The U.S. Food and Drug Administration (FDA) approved rAAV-based GTMPs Luxturna and Zolgensma, treating hereditary retinal and spinal muscular dystrophy by replacing a defective RPE65 and SMN1 gene in retinal pigment epithelium and motor-neurons, respectively, mark the long-sought clinical breakthrough for gene therapy. Although the therapeutic payload should be smaller than 4.4 Kb, there is a robust pipeline of rAAV-based GTMPs for various orphan indications ranging from hereditary bleeding (e.g. hemophilia A/B) and neurological disorders (e.g. Huntington disease) to muscular (Pompe disease) and lysosomal storage (MPS I and II) diseases, amongst others. Although the natural barriers impeding the transfer efficacy of rAAVs are grossly different between target organs,[176–178] they were mastered in aforementioned indications, e.g. by intraocular or intrathecally injections of rAAV2-RPE65 and rAAV9-SNM1, respectively. Other indications, such as liver diseases, can be addressed by systemic injections and sufficient hepatic transduction via the rAAV serotypes 8 and or 5,[179–187] given the organ's natural function of clearing and detoxifying the bloodstream.

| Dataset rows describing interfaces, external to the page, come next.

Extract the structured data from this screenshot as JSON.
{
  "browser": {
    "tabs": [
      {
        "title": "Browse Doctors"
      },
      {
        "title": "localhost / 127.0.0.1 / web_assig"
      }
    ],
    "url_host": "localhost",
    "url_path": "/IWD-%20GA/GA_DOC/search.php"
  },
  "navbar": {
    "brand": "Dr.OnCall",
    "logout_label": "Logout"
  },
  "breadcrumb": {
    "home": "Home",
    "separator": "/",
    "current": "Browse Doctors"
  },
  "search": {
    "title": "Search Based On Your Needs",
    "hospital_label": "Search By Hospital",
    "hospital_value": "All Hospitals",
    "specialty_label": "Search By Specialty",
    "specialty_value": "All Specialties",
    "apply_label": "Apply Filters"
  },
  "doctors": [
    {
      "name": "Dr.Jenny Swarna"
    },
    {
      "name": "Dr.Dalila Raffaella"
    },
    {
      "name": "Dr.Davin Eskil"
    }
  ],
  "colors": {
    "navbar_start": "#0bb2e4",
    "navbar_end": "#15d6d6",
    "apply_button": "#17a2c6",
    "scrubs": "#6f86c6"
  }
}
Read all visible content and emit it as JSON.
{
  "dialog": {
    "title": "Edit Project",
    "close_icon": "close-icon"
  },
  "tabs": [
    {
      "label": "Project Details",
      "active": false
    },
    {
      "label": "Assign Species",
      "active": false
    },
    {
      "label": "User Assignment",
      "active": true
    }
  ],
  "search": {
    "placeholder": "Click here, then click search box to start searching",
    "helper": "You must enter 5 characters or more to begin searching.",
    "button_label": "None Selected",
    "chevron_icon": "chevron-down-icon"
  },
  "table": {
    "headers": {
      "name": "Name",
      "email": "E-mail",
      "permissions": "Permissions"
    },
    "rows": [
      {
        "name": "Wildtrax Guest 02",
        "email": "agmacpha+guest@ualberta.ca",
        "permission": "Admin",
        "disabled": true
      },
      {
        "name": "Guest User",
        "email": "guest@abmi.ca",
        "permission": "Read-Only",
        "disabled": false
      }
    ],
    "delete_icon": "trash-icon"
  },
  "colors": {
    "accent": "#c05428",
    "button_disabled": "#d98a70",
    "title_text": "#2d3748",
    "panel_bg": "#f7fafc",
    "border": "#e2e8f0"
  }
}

Given the field's current momentum and emerging regulatory paths, the FDA is expecting 5–10 new GTMP approvals per year by 2025.
Gene Therapy for Cardiomyopathies and Heart Failure
The heart proved as a difficult target organ for rAAV vectors which yet impedes the development of clinically efficient cardiac-directed gene therapy protocols that are still based on percutaneous catheter-based administration into coronary arteries or veins.[159,189] Although sufficient myocardial gene delivery by these routes has been achieved in small and large animal models with therapeutic success regarding improved cardiac function[190–200] clinical trials, such as CUPID, employing this type of invasive administration failed to demonstrate clinical efficacy for rAAV1-SERCA2a.[159,162,201] The advent of directed rAAV evolution technologies to engineer synthetic cardiac-specific rAAVs that are amenable to simple systemic intravenous administration and transduce the heart with highest precision and minimal off-target activity is key to gain therapeutic access to the heart. As such, it may be advisable to delay clinical development of other validated heart failure targets such as S100A1 or the GRK2 inhibitor bARKct until simple and efficient delivery tools are at hand that may enable development of next-generation cardiac GTMPs with sufficient myocardial transduction efficiency for gene supplementation, gene silencing, and gene-editing strategies to treat the various forms of acquired heart failure as well as hereditary cardiomyopathies[165,202–204] with improved clinical delivery systems.[159,162,201,205–209] Nevertheless, it will be of equal importance to understand whether Ad5 may be a suitable carrier for cardiac indications such as heart failure against current mainstream scientific opinion given previous results from Ad5-hAC6 clinical development. Figure 6 illustrates currently employed tools for in vivo myocardial gene or RNAi therapy.
Gene therapy for protein augmentation or RNAi-mediated depletion. The 'classical' approach of gene transfer for protein augmentation or (in the case of monogenic disorders) protein substitution recently gained clinical impact in the hemophilia field where the missing coagulation factor genes could be successfully and durably transferred to the liver using AAV vectors. In the cardiovascular field, cardiac-targeted gene augmentation (SERCA2a) or ablation (phospholamban) therapies were successful in animal models, but this could not yet be translated to the clinical arena due to still insufficient gene transfer efficacy in patients.
Eur Heart J. 2020;41(40):3884-3899. © 2020 Oxford University Press
Copyright 2007 European Society of Cardiology. Published by Oxford University Press. All rights reserved.